Your goal:
Below are the records; give the number of their lines that contain the word "list" and nothing more.

(Website and app data records)
= Beginning of Section =
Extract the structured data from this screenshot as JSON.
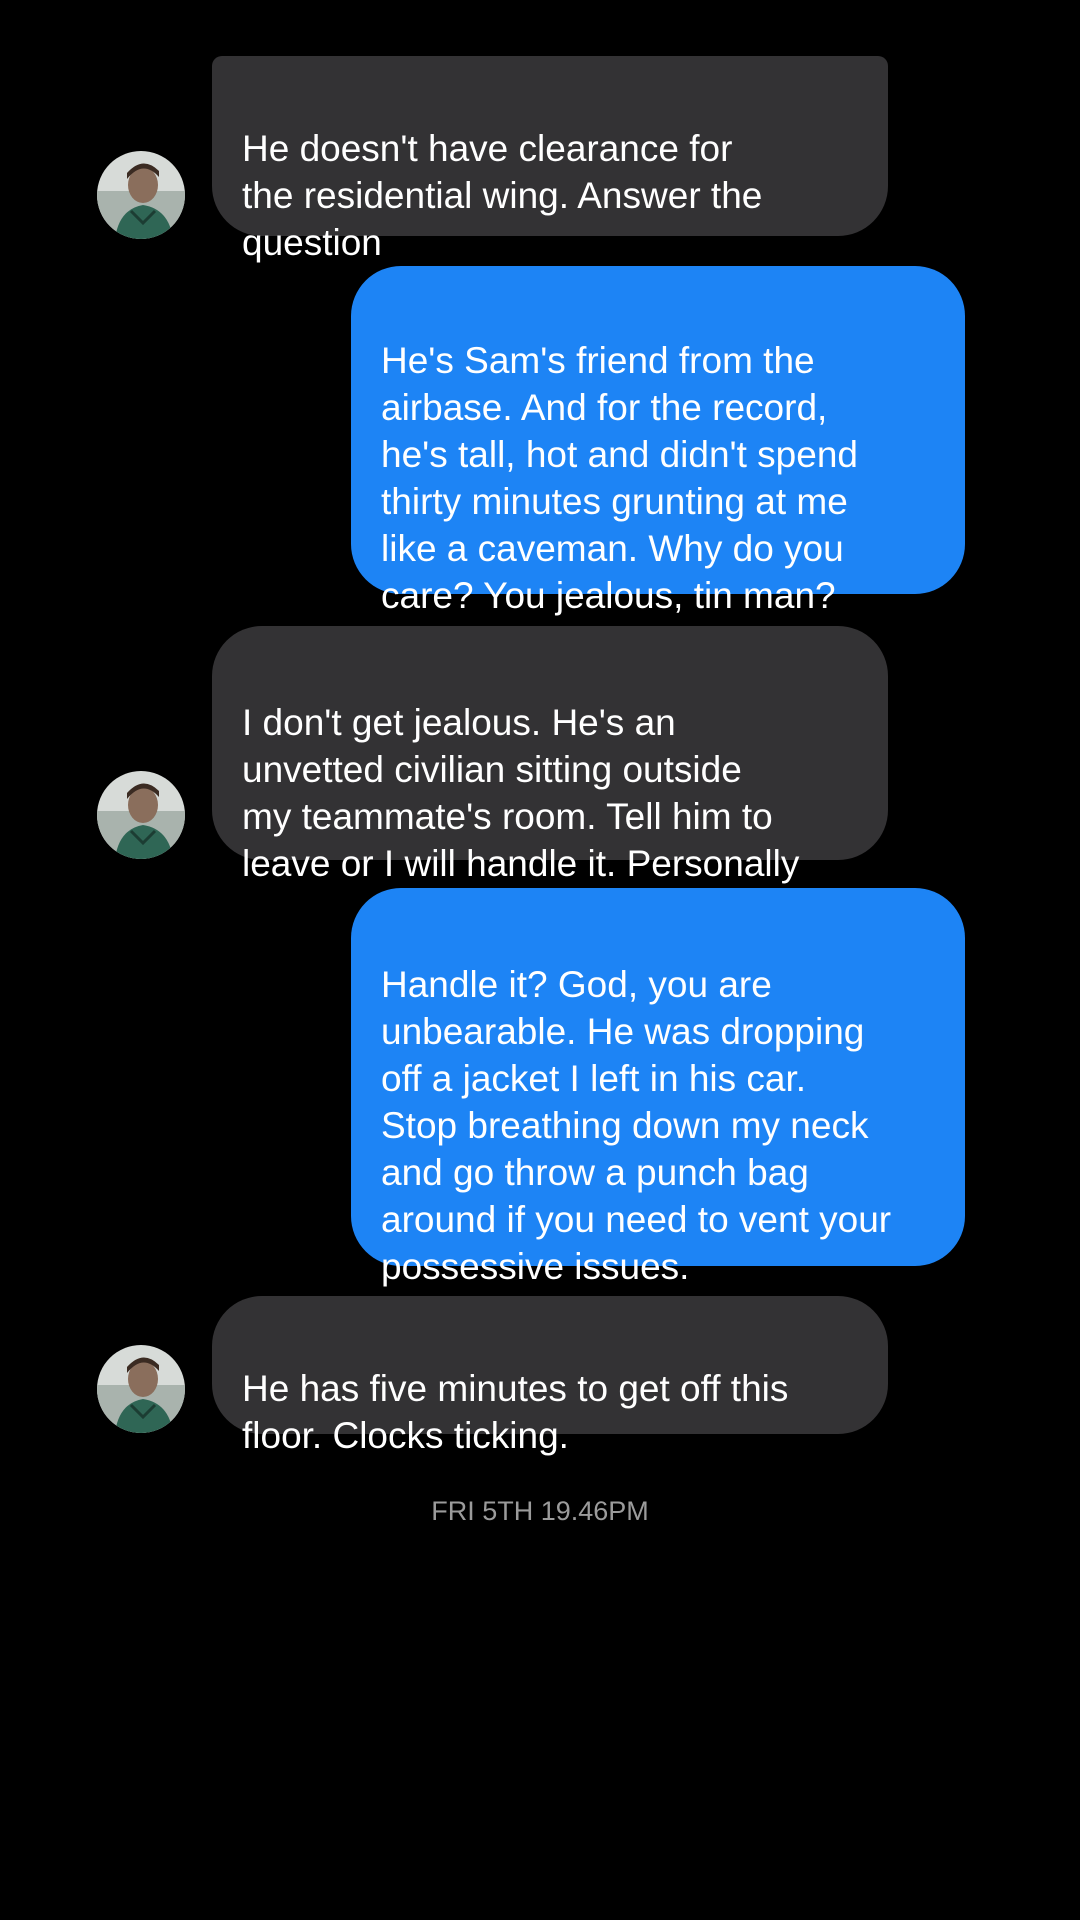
{
  "messages": [
    {
      "sender": "contact",
      "text": "He doesn't have clearance for\nthe residential wing. Answer the\nquestion"
    },
    {
      "sender": "me",
      "text": "He's Sam's friend from the\nairbase. And for the record,\nhe's tall, hot and didn't spend\nthirty minutes grunting at me\nlike a caveman. Why do you\ncare? You jealous,  tin man?"
    },
    {
      "sender": "contact",
      "text": "I don't get jealous.  He's an\nunvetted civilian sitting outside\nmy teammate's room. Tell him to\nleave or I will handle it. Personally"
    },
    {
      "sender": "me",
      "text": "Handle it? God, you are\nunbearable.  He was dropping\noff a jacket I left in his car.\nStop breathing down my neck\nand go throw a punch bag\naround if you need to vent your\npossessive issues."
    },
    {
      "sender": "contact",
      "text": "He has five minutes to get off this\nfloor. Clocks ticking."
    }
  ],
  "timestamp": "FRI 5TH 19.46PM",
  "colors": {
    "background": "#000000",
    "incoming_bubble": "#333234",
    "outgoing_bubble": "#1d84f5",
    "timestamp_text": "#9b9b9b"
  },
  "icons": {
    "contact_avatar": "contact-avatar-icon"
  }
}
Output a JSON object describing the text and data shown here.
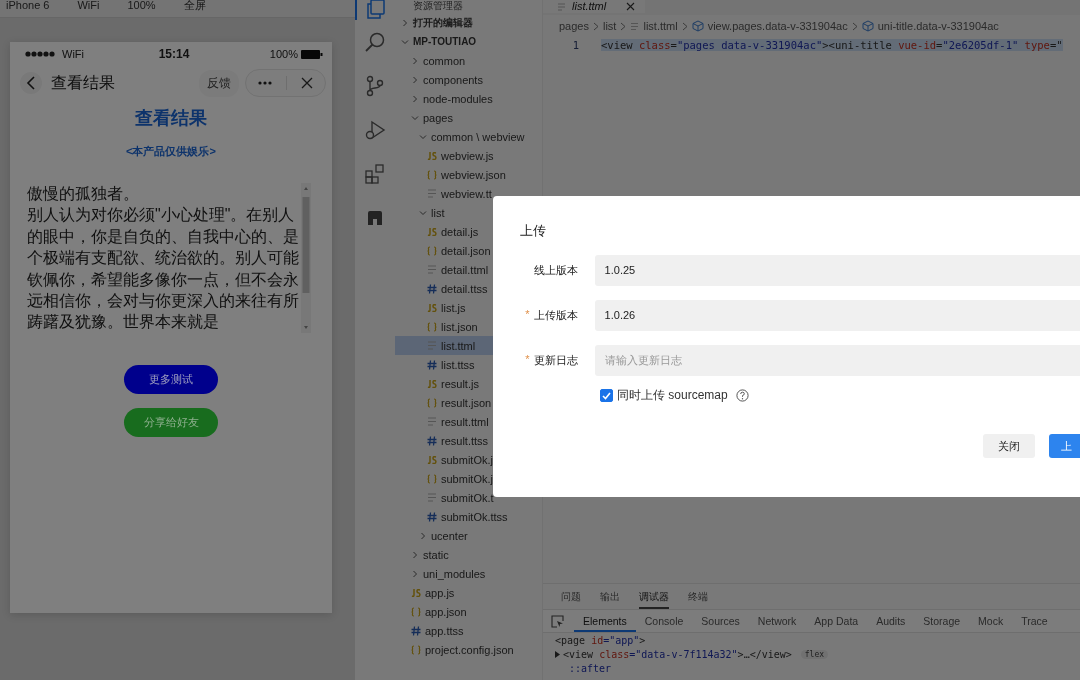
{
  "simulator": {
    "toolbar": [
      "iPhone 6",
      "WiFi",
      "100%",
      "全屏"
    ],
    "phone": {
      "status": {
        "network": "WiFi",
        "time": "15:14",
        "battery": "100%"
      },
      "nav": {
        "title": "查看结果",
        "feedback": "反馈"
      },
      "heading": "查看结果",
      "subtitle": "<本产品仅供娱乐>",
      "result_title": "傲慢的孤独者。",
      "result_text": "别人认为对你必须\"小心处理\"。在别人的眼中，你是自负的、自我中心的、是个极端有支配欲、统治欲的。别人可能钦佩你，希望能多像你一点，但不会永远相信你，会对与你更深入的来往有所踌躇及犹豫。世界本来就是",
      "buttons": [
        {
          "label": "更多测试",
          "color": "#00008c"
        },
        {
          "label": "分享给好友",
          "color": "#186c1e"
        }
      ]
    }
  },
  "activity_bar": [
    {
      "kind": "files",
      "selected": true
    },
    {
      "kind": "search",
      "selected": false
    },
    {
      "kind": "branch",
      "selected": false
    },
    {
      "kind": "debug",
      "selected": false
    },
    {
      "kind": "extensions",
      "selected": false
    },
    {
      "kind": "block",
      "selected": false
    }
  ],
  "explorer": {
    "title": "资源管理器",
    "sections": [
      {
        "label": "打开的编辑器",
        "expanded": false
      },
      {
        "label": "MP-TOUTIAO",
        "expanded": true
      }
    ],
    "tree": [
      {
        "label": "common",
        "kind": "folder",
        "expanded": false,
        "selected": false
      },
      {
        "label": "components",
        "kind": "folder",
        "expanded": false,
        "selected": false
      },
      {
        "label": "node-modules",
        "kind": "folder",
        "expanded": false,
        "selected": false
      },
      {
        "label": "pages",
        "kind": "folder",
        "expanded": true,
        "selected": false,
        "children": [
          {
            "label": "common \\ webview",
            "kind": "folder",
            "expanded": true,
            "selected": false,
            "children": [
              {
                "label": "webview.js",
                "kind": "js",
                "selected": false
              },
              {
                "label": "webview.json",
                "kind": "json",
                "selected": false
              },
              {
                "label": "webview.tt",
                "kind": "ttml",
                "selected": false
              }
            ]
          },
          {
            "label": "list",
            "kind": "folder",
            "expanded": true,
            "selected": false,
            "children": [
              {
                "label": "detail.js",
                "kind": "js",
                "selected": false
              },
              {
                "label": "detail.json",
                "kind": "json",
                "selected": false
              },
              {
                "label": "detail.ttml",
                "kind": "ttml",
                "selected": false
              },
              {
                "label": "detail.ttss",
                "kind": "ttss",
                "selected": false
              },
              {
                "label": "list.js",
                "kind": "js",
                "selected": false
              },
              {
                "label": "list.json",
                "kind": "json",
                "selected": false
              },
              {
                "label": "list.ttml",
                "kind": "ttml",
                "selected": true
              },
              {
                "label": "list.ttss",
                "kind": "ttss",
                "selected": false
              },
              {
                "label": "result.js",
                "kind": "js",
                "selected": false
              },
              {
                "label": "result.json",
                "kind": "json",
                "selected": false
              },
              {
                "label": "result.ttml",
                "kind": "ttml",
                "selected": false
              },
              {
                "label": "result.ttss",
                "kind": "ttss",
                "selected": false
              },
              {
                "label": "submitOk.j",
                "kind": "js",
                "selected": false
              },
              {
                "label": "submitOk.j",
                "kind": "json",
                "selected": false
              },
              {
                "label": "submitOk.t",
                "kind": "ttml",
                "selected": false
              },
              {
                "label": "submitOk.ttss",
                "kind": "ttss",
                "selected": false
              }
            ]
          },
          {
            "label": "ucenter",
            "kind": "folder",
            "expanded": false,
            "selected": false
          }
        ]
      },
      {
        "label": "static",
        "kind": "folder",
        "expanded": false,
        "selected": false
      },
      {
        "label": "uni_modules",
        "kind": "folder",
        "expanded": false,
        "selected": false
      },
      {
        "label": "app.js",
        "kind": "js",
        "selected": false
      },
      {
        "label": "app.json",
        "kind": "json",
        "selected": false
      },
      {
        "label": "app.ttss",
        "kind": "ttss",
        "selected": false
      },
      {
        "label": "project.config.json",
        "kind": "json",
        "selected": false
      }
    ]
  },
  "editor": {
    "tab": "list.ttml",
    "breadcrumb": [
      {
        "label": "pages",
        "kind": "text"
      },
      {
        "label": "list",
        "kind": "text"
      },
      {
        "label": "list.ttml",
        "kind": "file"
      },
      {
        "label": "view.pages.data-v-331904ac",
        "kind": "element"
      },
      {
        "label": "uni-title.data-v-331904ac",
        "kind": "element"
      }
    ],
    "lines": [
      {
        "number": "1",
        "tokens": [
          {
            "text": "<view ",
            "kind": "tag"
          },
          {
            "text": "class",
            "kind": "attr"
          },
          {
            "text": "=",
            "kind": "punct"
          },
          {
            "text": "\"pages data-v-331904ac\"",
            "kind": "value"
          },
          {
            "text": ">",
            "kind": "tag"
          },
          {
            "text": "<uni-title ",
            "kind": "tag"
          },
          {
            "text": "vue-id",
            "kind": "attr"
          },
          {
            "text": "=",
            "kind": "punct"
          },
          {
            "text": "\"2e6205df-1\" ",
            "kind": "value"
          },
          {
            "text": "type",
            "kind": "attr"
          },
          {
            "text": "=\"",
            "kind": "punct"
          }
        ]
      }
    ]
  },
  "panel": {
    "tabs": [
      {
        "label": "问题",
        "selected": false
      },
      {
        "label": "输出",
        "selected": false
      },
      {
        "label": "调试器",
        "selected": true
      },
      {
        "label": "终端",
        "selected": false
      }
    ],
    "devtools_tabs": [
      {
        "label": "Elements",
        "selected": true
      },
      {
        "label": "Console",
        "selected": false
      },
      {
        "label": "Sources",
        "selected": false
      },
      {
        "label": "Network",
        "selected": false
      },
      {
        "label": "App Data",
        "selected": false
      },
      {
        "label": "Audits",
        "selected": false
      },
      {
        "label": "Storage",
        "selected": false
      },
      {
        "label": "Mock",
        "selected": false
      },
      {
        "label": "Trace",
        "selected": false
      }
    ],
    "elements": [
      {
        "kind": "plain",
        "tokens": [
          {
            "text": "<page ",
            "kind": "tag"
          },
          {
            "text": "id",
            "kind": "attr"
          },
          {
            "text": "=\"app\"",
            "kind": "value"
          },
          {
            "text": ">",
            "kind": "tag"
          }
        ]
      },
      {
        "kind": "collapsed",
        "badge": "flex",
        "tokens": [
          {
            "text": "<view ",
            "kind": "tag"
          },
          {
            "text": "class",
            "kind": "attr"
          },
          {
            "text": "=\"data-v-7f114a32\"",
            "kind": "value"
          },
          {
            "text": ">…</view>",
            "kind": "tag"
          }
        ]
      },
      {
        "kind": "pseudo",
        "tokens": [
          {
            "text": "::after",
            "kind": "value"
          }
        ]
      }
    ]
  },
  "dialog": {
    "title": "上传",
    "required_mark": "*",
    "fields": [
      {
        "label": "线上版本",
        "required": false,
        "value": "1.0.25"
      },
      {
        "label": "上传版本",
        "required": true,
        "value": "1.0.26"
      },
      {
        "label": "更新日志",
        "required": true,
        "placeholder": "请输入更新日志"
      }
    ],
    "sourcemap": {
      "label": "同时上传 sourcemap",
      "checked": true
    },
    "buttons": [
      {
        "label": "关闭",
        "kind": "secondary"
      },
      {
        "label": "上",
        "kind": "primary"
      }
    ]
  }
}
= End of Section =
Output for this task:
8